In a stunning development, a team of researchers led by Lee Berger, a paleontologist working in South Africa has apparently discovered the world's ancient burial site.
According to a report published in Daily Star, researchers found buried remnants of Homo naledi, an extinct hominin species from this site, which means the act of burial was not confined to homo sapiens.
Remnants found in a cave system
The report noted that these remnants were found 100 feet underground in the Cradle of Humankind cave system.
Researchers who took part in the study suggested that the discovered skull of Homo naledi could be at least 250,000 years old.
"These are the most ancient interments yet recorded in the hominin record, earlier than evidence of Homo sapiens interments by at least 100,000 years. These discoveries show that mortuary practices were not limited to H. sapiens or other hominins with large brain sizes," said Berger about the discovery.
He added: "That would mean not only are humans not unique in the development of symbolic practices, but may not have even invented such behaviours. That was too much for scientists to take at that time. We think it's all tied up with this big brain. We're about to tell the world that's not true."
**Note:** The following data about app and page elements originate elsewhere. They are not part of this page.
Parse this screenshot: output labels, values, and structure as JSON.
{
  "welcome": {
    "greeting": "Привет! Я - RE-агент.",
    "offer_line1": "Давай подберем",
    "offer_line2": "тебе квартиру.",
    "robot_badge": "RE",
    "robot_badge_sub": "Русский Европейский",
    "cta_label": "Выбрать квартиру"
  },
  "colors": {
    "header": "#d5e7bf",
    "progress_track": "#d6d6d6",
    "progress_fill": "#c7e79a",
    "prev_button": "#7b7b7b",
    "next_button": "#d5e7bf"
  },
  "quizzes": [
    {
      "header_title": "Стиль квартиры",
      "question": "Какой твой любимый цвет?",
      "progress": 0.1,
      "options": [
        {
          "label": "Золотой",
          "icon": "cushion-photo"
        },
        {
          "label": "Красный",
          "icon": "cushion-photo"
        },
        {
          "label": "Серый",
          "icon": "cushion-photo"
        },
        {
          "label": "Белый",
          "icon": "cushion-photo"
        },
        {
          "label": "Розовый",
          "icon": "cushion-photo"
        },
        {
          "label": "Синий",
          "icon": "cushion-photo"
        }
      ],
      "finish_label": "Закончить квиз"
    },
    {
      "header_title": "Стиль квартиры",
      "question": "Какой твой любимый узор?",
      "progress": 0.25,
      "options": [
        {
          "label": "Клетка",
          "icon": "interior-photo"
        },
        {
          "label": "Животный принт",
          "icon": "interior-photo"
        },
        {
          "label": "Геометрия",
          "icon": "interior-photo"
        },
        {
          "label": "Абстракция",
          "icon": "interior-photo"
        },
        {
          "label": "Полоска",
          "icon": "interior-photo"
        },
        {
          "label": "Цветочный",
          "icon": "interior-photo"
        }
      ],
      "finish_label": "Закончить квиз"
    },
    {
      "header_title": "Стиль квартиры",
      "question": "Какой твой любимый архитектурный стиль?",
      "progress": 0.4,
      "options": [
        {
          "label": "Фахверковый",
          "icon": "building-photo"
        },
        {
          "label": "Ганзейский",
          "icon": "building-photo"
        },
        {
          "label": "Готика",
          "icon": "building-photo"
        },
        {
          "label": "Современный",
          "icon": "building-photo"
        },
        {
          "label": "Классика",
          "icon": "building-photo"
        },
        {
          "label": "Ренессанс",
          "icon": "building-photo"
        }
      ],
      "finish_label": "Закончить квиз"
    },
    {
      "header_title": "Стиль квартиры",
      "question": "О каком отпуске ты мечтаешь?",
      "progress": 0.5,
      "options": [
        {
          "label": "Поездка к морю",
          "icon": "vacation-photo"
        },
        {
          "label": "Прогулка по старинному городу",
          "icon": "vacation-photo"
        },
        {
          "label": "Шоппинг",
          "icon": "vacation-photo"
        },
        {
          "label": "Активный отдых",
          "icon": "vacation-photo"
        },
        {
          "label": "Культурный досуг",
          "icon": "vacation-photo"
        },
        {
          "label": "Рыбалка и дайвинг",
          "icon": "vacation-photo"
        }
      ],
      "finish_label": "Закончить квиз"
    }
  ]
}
Shedding light to the evolution of mankind
Carol Ward, a fellow anthropologist at the University of Missouri, said that these findings have crucial importance to understanding the evolution of mankind.
"I look forward to learning how the disposition of remains precludes other possible explanations than intentional burial, and to seeing the results once they have been vetted by peer review," added Ward who was not involved in the study.
Researchers who are involved in the study are currently planning to carry out further analysis on the discovered Homo naledi skull.
A few years back, another study report published in journal Nature Ecology and Evolution suggested that Neanderthals had talked and conceived words just like ancient humans. After analyzing the vocal communication system of Neanderthals, researchers found that this species had the same internal infrastructure as humans.